| Task prompt |
Each entry below must be repeated exactly, with pictures left out.

Entries from a dataset of interfaces
··········

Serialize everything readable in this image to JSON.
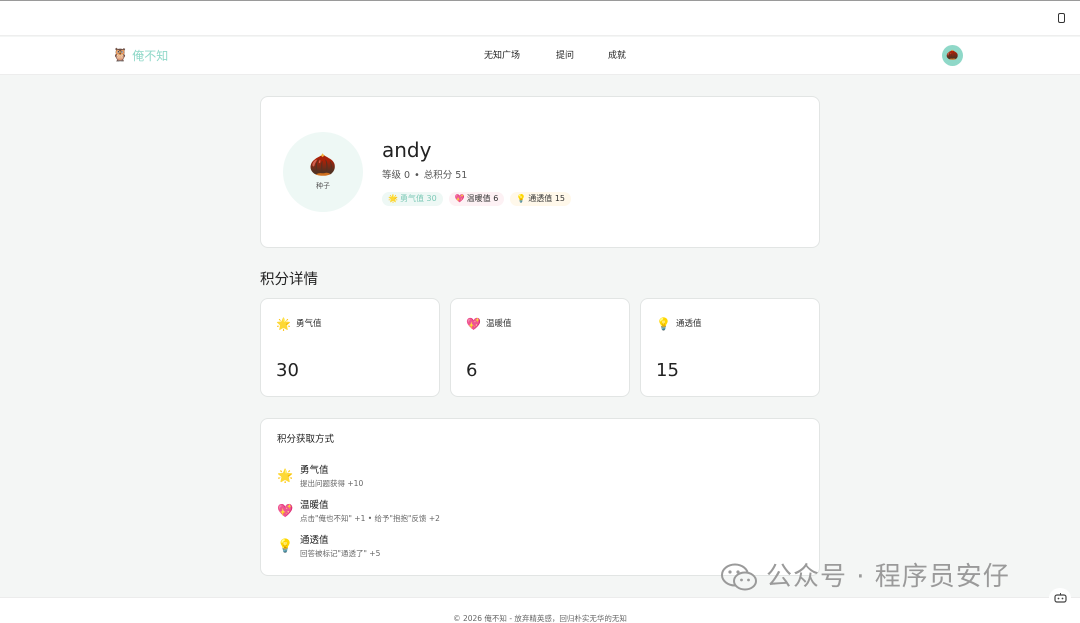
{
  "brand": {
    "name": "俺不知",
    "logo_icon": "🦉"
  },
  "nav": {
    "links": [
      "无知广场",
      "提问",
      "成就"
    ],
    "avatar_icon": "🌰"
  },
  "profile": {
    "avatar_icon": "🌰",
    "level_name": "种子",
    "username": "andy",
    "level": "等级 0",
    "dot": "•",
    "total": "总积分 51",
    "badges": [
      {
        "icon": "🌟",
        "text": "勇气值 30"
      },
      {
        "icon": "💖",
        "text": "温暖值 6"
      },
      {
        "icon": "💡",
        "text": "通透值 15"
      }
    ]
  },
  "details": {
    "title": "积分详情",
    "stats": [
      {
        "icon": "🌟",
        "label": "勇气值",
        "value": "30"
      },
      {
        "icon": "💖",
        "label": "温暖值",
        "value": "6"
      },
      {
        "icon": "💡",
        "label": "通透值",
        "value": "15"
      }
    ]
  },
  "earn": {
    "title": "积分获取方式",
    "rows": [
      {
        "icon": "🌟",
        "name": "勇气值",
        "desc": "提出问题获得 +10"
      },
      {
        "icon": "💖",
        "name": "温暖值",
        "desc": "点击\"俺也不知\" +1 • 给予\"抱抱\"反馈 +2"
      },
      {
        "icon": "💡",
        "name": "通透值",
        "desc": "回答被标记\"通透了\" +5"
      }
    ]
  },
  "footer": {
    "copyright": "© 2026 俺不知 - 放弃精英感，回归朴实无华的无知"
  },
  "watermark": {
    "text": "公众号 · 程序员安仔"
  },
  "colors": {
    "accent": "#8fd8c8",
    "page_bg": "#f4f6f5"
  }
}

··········

| Written solution |
Serialize everything readable in this image to JSON.
{
  "brand": {
    "name": "俺不知",
    "logo_icon": "🦉"
  },
  "nav": {
    "links": [
      "无知广场",
      "提问",
      "成就"
    ],
    "avatar_icon": "🌰"
  },
  "profile": {
    "avatar_icon": "🌰",
    "level_name": "种子",
    "username": "andy",
    "level": "等级 0",
    "dot": "•",
    "total": "总积分 51",
    "badges": [
      {
        "icon": "🌟",
        "text": "勇气值 30"
      },
      {
        "icon": "💖",
        "text": "温暖值 6"
      },
      {
        "icon": "💡",
        "text": "通透值 15"
      }
    ]
  },
  "details": {
    "title": "积分详情",
    "stats": [
      {
        "icon": "🌟",
        "label": "勇气值",
        "value": "30"
      },
      {
        "icon": "💖",
        "label": "温暖值",
        "value": "6"
      },
      {
        "icon": "💡",
        "label": "通透值",
        "value": "15"
      }
    ]
  },
  "earn": {
    "title": "积分获取方式",
    "rows": [
      {
        "icon": "🌟",
        "name": "勇气值",
        "desc": "提出问题获得 +10"
      },
      {
        "icon": "💖",
        "name": "温暖值",
        "desc": "点击\"俺也不知\" +1 • 给予\"抱抱\"反馈 +2"
      },
      {
        "icon": "💡",
        "name": "通透值",
        "desc": "回答被标记\"通透了\" +5"
      }
    ]
  },
  "footer": {
    "copyright": "© 2026 俺不知 - 放弃精英感，回归朴实无华的无知"
  },
  "watermark": {
    "text": "公众号 · 程序员安仔"
  },
  "colors": {
    "accent": "#8fd8c8",
    "page_bg": "#f4f6f5"
  }
}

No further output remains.